Where the word "icon" appears in a line below, copy the whole line.

### The data
####################

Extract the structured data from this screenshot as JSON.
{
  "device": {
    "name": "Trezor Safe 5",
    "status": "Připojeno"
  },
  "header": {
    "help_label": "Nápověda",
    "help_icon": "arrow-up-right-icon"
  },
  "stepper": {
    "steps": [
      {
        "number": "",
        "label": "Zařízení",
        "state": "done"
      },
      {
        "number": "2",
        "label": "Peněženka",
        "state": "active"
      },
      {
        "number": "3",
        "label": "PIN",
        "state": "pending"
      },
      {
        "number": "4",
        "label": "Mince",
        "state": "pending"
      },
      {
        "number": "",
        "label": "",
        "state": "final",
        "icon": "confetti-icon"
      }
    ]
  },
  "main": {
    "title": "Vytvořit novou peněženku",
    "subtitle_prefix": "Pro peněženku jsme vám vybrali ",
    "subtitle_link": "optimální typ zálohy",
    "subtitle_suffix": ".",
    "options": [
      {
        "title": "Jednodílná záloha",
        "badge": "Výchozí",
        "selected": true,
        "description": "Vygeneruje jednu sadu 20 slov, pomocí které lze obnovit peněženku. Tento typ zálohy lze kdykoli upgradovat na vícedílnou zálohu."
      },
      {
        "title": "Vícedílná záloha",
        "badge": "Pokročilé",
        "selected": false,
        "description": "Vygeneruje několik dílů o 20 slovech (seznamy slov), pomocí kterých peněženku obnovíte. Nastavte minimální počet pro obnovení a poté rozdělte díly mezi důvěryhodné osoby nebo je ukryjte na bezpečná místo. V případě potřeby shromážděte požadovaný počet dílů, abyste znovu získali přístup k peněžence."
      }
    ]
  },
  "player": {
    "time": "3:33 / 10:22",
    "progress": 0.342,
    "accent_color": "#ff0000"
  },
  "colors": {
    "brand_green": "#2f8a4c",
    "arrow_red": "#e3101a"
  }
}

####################

### The answer
    "help_icon": "arrow-up-right-icon"
        "icon": "confetti-icon"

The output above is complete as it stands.